Whitey: United States of America v. James J. Bulger (2014)
Dir: Joe Berlinger
Magnolia Pictures (Official Site)
U.S. Theatrical Release: June 27, 2014 (Limited)
Just before Christmas in 1994, James “Whitey” Bulger, a big player in the so-called Irish Mafia in South Boston, was tipped off that the FBI had issued a warrant for his arrest. Having spent decades as an FBI informant, Bulger had cultivated plenty of friends in law enforcement, several of whom were happy to give him a head start in what would become 16 years of life on the lam. By the time he was finally caught and arrested in 2011, several individuals in the Boston office of the FBI were known to have ignored the crimes of the Irish Mafia — everything from extortion to theft to murder — in exchange for information from these gangsters that would allow them to take down the Irish Mafia’s biggest competitors: the Italian Mafia.
Whitey: United States of America v. James J. Bulger is a startling new documentary that investigates the overwhelming deception, corruption and brutality of organized crime, not just by the gangsters, but by those in the FBI and Boston law enforcement who enabled them for decades. Boston FBI agent John Connolly, who grew up in Southie idolizing a teenaged yet already notorious Bulger, was especially involved in the perverse tit-for-tat that existed between the agency and the Irish Mafia. Connolly helped develop the Top Echelon Informant Program and promptly recruited Whitey, but ultimately gave him more information than the FBI ever got in return.
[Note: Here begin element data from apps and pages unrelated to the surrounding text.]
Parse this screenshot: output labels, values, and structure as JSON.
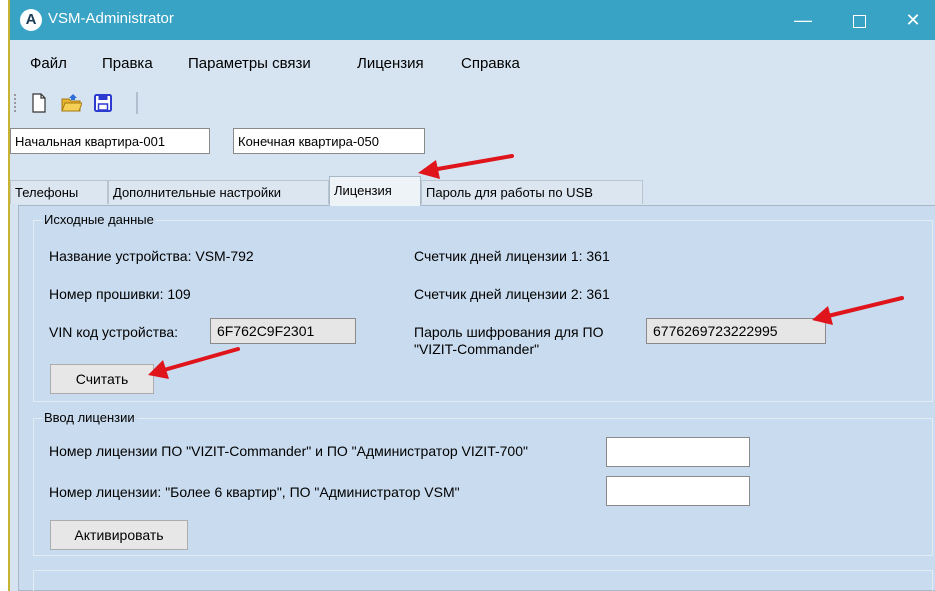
{
  "window": {
    "title": "VSM-Administrator",
    "icon": "app-logo-icon"
  },
  "menu": {
    "items": [
      "Файл",
      "Правка",
      "Параметры связи",
      "Лицензия",
      "Справка"
    ]
  },
  "toolbar": {
    "icons": [
      "new-file-icon",
      "open-folder-icon",
      "save-icon"
    ]
  },
  "apartments": {
    "start": "Начальная квартира-001",
    "end": "Конечная квартира-050"
  },
  "tabs": [
    {
      "label": "Телефоны"
    },
    {
      "label": "Дополнительные настройки"
    },
    {
      "label": "Лицензия",
      "active": true
    },
    {
      "label": "Пароль для работы по USB"
    }
  ],
  "source_data": {
    "group_title": "Исходные данные",
    "device_name": "Название устройства: VSM-792",
    "firmware": "Номер прошивки: 109",
    "vin_label": "VIN код устройства:",
    "vin_value": "6F762C9F2301",
    "counter1": "Счетчик дней лицензии 1: 361",
    "counter2": "Счетчик дней лицензии 2: 361",
    "password_label_line1": "Пароль шифрования для ПО",
    "password_label_line2": "\"VIZIT-Commander\"",
    "password_value": "6776269723222995",
    "read_button": "Считать"
  },
  "license_input": {
    "group_title": "Ввод лицензии",
    "license1_label": "Номер лицензии ПО \"VIZIT-Commander\" и ПО \"Администратор VIZIT-700\"",
    "license1_value": "",
    "license2_label": "Номер лицензии: \"Более 6 квартир\", ПО \"Администратор VSM\"",
    "license2_value": "",
    "activate_button": "Активировать"
  },
  "colors": {
    "titlebar": "#38a3c4",
    "window_bg": "#d6e4f2",
    "panel_bg": "#c9dbee",
    "annotation_arrow": "#e0141b"
  }
}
Once Bulger was apprehended and on trial, there was, of course, a catch: Bulger’s entire defense rested on his insistence that he was never an informant at all, that Connolly concocted the story to cover his own ass as he fed Whitey and his cronies information. As journalist David Boeri, one of dozens of interviewees in this documentary says, “The real story is: has our government enabled killers to run free?”
The film follows several witnesses against Whitey as they prepare to testify against him, people who were extorted by the gangster decades ago, who lost relatives to gangland murders in the 1970s and 1980s, all of whom have seen some of the FBI agents involved already punished, but are looking for some kind of final justice. Whitey does a terrific job of capturing their lives in a Southie where everyone knows everybody else, where there are no real secrets, and where a Southie son like Connolly is judged more harshly than the gangster he enabled.
Boasting terrific archival footage and photos that place the journalists, witnesses and other interviewees as being right in the middle of the action as it happened, Whitey recounts a fascinating and harrowing story. But it all starts to break down as more and more trust is placed in Bulger’s claims, and his lawyers all but say that he might as well be innocent, despite terrorizing an entire city and murdering people in cold blood, because the FBI were the real villains.
Most telling is the treatment of the prosecution as they are interviewed for the film. They’re all placed in a dark, empty room furnished with nothing but American flags, seated in hard plastic chairs without arms that are clumped uncomfortably close together. Bulger’s lawyer and other interviewees, however, are shown in natural settings: warm homes, cluttered offices, in casual dress with rolled-up sleeves. They all look approachable and believable, even Whitey’s own hitmen who testified against him, while the members of the prosecution team are made to look stiff and sinister. It’s an obvious and unnecessary trick, wholly unearned by the film, and the attempt to shift the majority of blame away from Bulger is disingenuous.
As the trial progresses, there are some genuine shocks for those unfamiliar with the case, and plenty of heartbreaking recollections from families ripped by Bulger and all his colleagues. But there are some stretches in here, too, some truths not told, a couple of instances of careful editing that border on staging a scene. Whitey is a good documentary, but it’s not the whole picture.